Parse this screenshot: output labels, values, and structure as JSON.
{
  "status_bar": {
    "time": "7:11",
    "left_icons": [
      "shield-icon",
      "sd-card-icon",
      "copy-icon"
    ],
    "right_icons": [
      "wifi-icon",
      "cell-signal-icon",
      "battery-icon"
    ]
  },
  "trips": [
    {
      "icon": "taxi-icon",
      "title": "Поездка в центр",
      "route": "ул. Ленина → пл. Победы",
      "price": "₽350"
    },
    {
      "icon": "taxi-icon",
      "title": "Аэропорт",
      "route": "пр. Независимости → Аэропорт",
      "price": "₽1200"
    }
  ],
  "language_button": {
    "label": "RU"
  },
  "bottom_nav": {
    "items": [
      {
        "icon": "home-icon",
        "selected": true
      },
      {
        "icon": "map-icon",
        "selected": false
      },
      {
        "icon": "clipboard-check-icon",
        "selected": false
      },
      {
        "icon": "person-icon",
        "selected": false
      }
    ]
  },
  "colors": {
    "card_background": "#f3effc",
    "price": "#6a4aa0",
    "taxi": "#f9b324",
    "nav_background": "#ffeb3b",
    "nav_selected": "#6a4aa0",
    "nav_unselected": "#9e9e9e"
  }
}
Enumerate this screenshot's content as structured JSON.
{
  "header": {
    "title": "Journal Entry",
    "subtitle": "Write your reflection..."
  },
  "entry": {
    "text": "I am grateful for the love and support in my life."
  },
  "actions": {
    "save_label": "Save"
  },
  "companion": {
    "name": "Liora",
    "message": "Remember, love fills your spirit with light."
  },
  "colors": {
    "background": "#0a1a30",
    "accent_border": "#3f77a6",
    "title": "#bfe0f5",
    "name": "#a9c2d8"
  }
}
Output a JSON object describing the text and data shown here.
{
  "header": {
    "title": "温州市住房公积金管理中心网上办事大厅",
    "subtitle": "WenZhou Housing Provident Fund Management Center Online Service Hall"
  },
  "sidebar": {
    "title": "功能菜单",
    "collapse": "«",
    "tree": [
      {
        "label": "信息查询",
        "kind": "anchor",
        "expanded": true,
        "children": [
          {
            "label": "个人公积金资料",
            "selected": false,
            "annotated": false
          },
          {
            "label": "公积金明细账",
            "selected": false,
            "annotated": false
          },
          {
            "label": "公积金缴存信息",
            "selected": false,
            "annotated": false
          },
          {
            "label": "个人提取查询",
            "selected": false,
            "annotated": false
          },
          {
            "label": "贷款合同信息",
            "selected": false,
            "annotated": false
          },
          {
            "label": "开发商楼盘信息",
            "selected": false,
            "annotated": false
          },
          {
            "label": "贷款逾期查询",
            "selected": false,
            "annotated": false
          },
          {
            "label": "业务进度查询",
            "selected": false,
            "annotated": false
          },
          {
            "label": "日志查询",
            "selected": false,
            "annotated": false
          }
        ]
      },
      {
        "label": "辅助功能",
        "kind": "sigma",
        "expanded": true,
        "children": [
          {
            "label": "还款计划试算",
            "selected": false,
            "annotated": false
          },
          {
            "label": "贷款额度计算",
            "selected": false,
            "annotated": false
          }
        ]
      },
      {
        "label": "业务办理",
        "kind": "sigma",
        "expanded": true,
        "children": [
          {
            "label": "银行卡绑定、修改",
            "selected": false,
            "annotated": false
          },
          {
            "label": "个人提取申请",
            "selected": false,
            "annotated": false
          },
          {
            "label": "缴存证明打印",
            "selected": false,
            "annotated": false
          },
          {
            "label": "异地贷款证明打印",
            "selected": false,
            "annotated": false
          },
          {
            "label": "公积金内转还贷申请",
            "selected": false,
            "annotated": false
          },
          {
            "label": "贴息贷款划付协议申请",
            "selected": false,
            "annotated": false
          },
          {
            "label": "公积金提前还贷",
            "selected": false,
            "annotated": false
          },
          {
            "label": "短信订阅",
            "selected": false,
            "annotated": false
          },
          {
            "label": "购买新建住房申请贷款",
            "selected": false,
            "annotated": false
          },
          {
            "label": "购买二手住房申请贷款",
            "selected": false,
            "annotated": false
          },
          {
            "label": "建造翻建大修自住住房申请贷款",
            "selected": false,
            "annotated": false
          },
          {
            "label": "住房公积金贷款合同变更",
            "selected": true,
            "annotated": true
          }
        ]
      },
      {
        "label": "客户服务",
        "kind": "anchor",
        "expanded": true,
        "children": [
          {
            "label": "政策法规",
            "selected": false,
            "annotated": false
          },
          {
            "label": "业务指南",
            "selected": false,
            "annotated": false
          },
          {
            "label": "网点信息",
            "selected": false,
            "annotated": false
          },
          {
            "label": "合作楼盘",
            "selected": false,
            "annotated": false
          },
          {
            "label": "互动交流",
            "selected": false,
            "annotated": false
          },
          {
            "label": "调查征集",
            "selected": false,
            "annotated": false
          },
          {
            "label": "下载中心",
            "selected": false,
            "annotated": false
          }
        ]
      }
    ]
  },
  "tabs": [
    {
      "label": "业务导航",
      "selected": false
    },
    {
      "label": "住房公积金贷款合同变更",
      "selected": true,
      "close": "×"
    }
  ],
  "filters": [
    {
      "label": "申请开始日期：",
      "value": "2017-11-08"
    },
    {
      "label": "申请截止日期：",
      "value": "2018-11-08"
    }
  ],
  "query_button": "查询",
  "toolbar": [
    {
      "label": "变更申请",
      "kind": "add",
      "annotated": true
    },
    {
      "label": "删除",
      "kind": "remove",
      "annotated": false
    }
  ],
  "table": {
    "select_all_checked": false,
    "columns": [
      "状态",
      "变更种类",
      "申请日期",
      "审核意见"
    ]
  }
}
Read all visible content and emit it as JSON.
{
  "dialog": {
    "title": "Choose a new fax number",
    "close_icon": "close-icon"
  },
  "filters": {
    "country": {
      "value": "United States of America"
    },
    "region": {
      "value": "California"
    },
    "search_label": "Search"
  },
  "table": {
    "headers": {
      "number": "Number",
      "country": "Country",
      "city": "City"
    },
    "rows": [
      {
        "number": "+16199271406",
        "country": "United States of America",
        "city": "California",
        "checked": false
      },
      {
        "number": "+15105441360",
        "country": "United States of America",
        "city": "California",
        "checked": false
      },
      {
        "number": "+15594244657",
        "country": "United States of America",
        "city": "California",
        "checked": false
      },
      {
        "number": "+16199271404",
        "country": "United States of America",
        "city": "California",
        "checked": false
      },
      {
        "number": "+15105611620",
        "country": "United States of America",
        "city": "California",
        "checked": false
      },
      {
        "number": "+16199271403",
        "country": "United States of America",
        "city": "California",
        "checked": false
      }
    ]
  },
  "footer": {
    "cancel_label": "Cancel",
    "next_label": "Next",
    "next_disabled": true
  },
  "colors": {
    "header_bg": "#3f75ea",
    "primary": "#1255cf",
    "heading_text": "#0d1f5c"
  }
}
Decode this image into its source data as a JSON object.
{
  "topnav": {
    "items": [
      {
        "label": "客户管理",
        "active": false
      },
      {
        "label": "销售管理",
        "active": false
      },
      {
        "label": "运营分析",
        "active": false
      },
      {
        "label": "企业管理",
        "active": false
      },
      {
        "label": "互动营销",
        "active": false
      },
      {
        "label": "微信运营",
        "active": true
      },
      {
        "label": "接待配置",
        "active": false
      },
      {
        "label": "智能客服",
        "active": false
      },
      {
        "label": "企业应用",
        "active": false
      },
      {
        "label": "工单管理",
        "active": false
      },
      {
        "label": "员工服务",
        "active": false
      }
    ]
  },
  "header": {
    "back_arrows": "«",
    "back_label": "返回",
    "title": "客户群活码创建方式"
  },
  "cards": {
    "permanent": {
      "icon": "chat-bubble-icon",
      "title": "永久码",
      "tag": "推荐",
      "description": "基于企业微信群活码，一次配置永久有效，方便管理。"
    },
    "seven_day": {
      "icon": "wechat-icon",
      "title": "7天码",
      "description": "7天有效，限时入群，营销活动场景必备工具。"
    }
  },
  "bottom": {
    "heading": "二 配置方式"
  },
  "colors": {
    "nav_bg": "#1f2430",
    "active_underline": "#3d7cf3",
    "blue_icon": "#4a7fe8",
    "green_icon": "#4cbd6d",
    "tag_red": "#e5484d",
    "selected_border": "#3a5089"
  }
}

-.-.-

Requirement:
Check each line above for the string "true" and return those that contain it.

Answer section:
        "selected": true
        "expanded": true,
        "expanded": true,
        "expanded": true,
            "selected": true,
            "annotated": true
        "expanded": true,
      "selected": true,
      "annotated": true
    "next_disabled": true
        "active": true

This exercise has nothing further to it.